Phyllis Randolph Frye is the first openly transgender judge in the United States. She is also a US Army veteran, a licensed engineer, an attorney, and a prominent trans activist. Photographs in this collection include 11 photographs and 1 certificate from the US Army, documents her life journey between 1962 and 2006. It reflects her life before transitioning as well as her important role in the movement for transgender rights. This collection also features many documents including the International Bill of Gender Rights, an employer’s handbook for addressing employees’ gender transitioning, the Gay Agenda of the LGBTIQA Community of Houston, law reviews by Phyllis Frye, and biographical materials about Phyllis Frye. These documents provide information about the transgender movement, legal issues surrounding marriage and parenting, and information on many types of discrimination. Frye grants unrestricted permission for use of these materials with the purpose to "encourage people to know more of this history" (

From Institution(s): Digital Transgender Archive, JD Doyle Archives

Prison Photographs

Photographs found in this collection feature prisoners at San Quentin State Prison in the early 20th century. Male prisoners often cross-dressed as part of performances that were produced by the prisoners themselves. Many of these photographs depict the 20th Annual Field and Track Day at San Quentin sponsored by the Olympic Club of San Francisco. The event took place in 1933 and consisted of some 29 athletic events, stunts, chorus girls and vaudeville acts performed by prisoners. It was sponsored by Frank G. O'Kane of the Olympic Club. Some 5000 inmates attended.
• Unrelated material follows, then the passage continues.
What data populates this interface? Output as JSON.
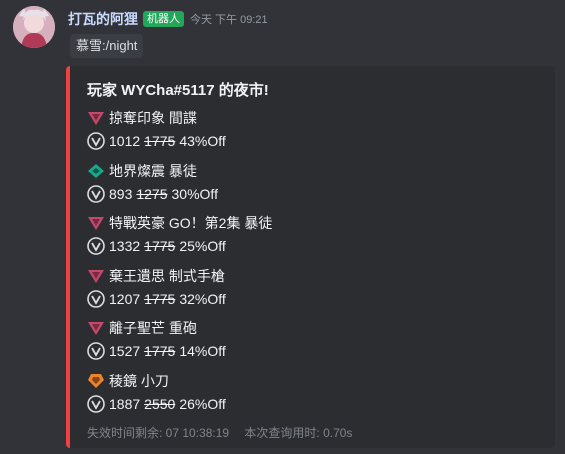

From Institution(s): California State Library, Anne T. Kent California Room, Marin County Free Library